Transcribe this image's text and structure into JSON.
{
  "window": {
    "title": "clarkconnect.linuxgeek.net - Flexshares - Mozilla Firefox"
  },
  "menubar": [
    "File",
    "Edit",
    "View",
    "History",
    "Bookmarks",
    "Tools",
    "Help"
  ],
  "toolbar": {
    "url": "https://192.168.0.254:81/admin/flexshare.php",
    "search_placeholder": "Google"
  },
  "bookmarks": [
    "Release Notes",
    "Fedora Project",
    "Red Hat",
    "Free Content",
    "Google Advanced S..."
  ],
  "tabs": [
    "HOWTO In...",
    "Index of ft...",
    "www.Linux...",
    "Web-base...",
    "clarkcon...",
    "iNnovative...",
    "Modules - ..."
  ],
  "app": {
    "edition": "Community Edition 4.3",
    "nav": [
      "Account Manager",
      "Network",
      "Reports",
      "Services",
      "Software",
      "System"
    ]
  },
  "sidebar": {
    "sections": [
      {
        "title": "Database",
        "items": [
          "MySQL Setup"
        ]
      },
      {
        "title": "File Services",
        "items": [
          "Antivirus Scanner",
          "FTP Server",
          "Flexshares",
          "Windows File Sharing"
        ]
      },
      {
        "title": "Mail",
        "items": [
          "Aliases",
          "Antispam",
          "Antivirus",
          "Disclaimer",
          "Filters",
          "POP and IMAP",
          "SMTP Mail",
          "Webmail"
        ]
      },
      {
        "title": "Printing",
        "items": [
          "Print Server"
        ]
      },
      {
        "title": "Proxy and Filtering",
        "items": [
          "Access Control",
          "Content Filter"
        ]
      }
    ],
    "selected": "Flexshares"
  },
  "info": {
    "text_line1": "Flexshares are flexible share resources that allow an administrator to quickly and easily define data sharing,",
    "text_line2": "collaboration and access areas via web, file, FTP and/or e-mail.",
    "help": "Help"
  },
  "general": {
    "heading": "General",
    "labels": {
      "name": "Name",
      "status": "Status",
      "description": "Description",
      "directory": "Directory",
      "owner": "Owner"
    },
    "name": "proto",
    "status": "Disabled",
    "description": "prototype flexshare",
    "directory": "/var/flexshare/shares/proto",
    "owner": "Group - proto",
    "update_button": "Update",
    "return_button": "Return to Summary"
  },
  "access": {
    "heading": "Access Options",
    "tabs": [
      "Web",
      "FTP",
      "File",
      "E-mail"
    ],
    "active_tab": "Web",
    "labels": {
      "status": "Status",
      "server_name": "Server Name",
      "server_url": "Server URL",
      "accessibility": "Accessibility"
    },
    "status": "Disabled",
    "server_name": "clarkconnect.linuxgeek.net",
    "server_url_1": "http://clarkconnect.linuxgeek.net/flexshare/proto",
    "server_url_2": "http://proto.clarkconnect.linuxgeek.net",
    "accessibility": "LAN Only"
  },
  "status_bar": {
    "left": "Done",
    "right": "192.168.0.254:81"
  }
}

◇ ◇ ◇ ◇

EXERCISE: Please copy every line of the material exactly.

RESPONSE:
Transcribe this image's text and structure into JSON.
{
  "window": {
    "title": "clarkconnect.linuxgeek.net - Flexshares - Mozilla Firefox"
  },
  "menubar": [
    "File",
    "Edit",
    "View",
    "History",
    "Bookmarks",
    "Tools",
    "Help"
  ],
  "toolbar": {
    "url": "https://192.168.0.254:81/admin/flexshare.php",
    "search_placeholder": "Google"
  },
  "bookmarks": [
    "Release Notes",
    "Fedora Project",
    "Red Hat",
    "Free Content",
    "Google Advanced S..."
  ],
  "tabs": [
    "HOWTO In...",
    "Index of ft...",
    "www.Linux...",
    "Web-base...",
    "clarkcon...",
    "iNnovative...",
    "Modules - ..."
  ],
  "app": {
    "edition": "Community Edition 4.3",
    "nav": [
      "Account Manager",
      "Network",
      "Reports",
      "Services",
      "Software",
      "System"
    ]
  },
  "sidebar": {
    "sections": [
      {
        "title": "Database",
        "items": [
          "MySQL Setup"
        ]
      },
      {
        "title": "File Services",
        "items": [
          "Antivirus Scanner",
          "FTP Server",
          "Flexshares",
          "Windows File Sharing"
        ]
      },
      {
        "title": "Mail",
        "items": [
          "Aliases",
          "Antispam",
          "Antivirus",
          "Disclaimer",
          "Filters",
          "POP and IMAP",
          "SMTP Mail",
          "Webmail"
        ]
      },
      {
        "title": "Printing",
        "items": [
          "Print Server"
        ]
      },
      {
        "title": "Proxy and Filtering",
        "items": [
          "Access Control",
          "Content Filter"
        ]
      }
    ],
    "selected": "Flexshares"
  },
  "info": {
    "text_line1": "Flexshares are flexible share resources that allow an administrator to quickly and easily define data sharing,",
    "text_line2": "collaboration and access areas via web, file, FTP and/or e-mail.",
    "help": "Help"
  },
  "general": {
    "heading": "General",
    "labels": {
      "name": "Name",
      "status": "Status",
      "description": "Description",
      "directory": "Directory",
      "owner": "Owner"
    },
    "name": "proto",
    "status": "Disabled",
    "description": "prototype flexshare",
    "directory": "/var/flexshare/shares/proto",
    "owner": "Group - proto",
    "update_button": "Update",
    "return_button": "Return to Summary"
  },
  "access": {
    "heading": "Access Options",
    "tabs": [
      "Web",
      "FTP",
      "File",
      "E-mail"
    ],
    "active_tab": "Web",
    "labels": {
      "status": "Status",
      "server_name": "Server Name",
      "server_url": "Server URL",
      "accessibility": "Accessibility"
    },
    "status": "Disabled",
    "server_name": "clarkconnect.linuxgeek.net",
    "server_url_1": "http://clarkconnect.linuxgeek.net/flexshare/proto",
    "server_url_2": "http://proto.clarkconnect.linuxgeek.net",
    "accessibility": "LAN Only"
  },
  "status_bar": {
    "left": "Done",
    "right": "192.168.0.254:81"
  }
}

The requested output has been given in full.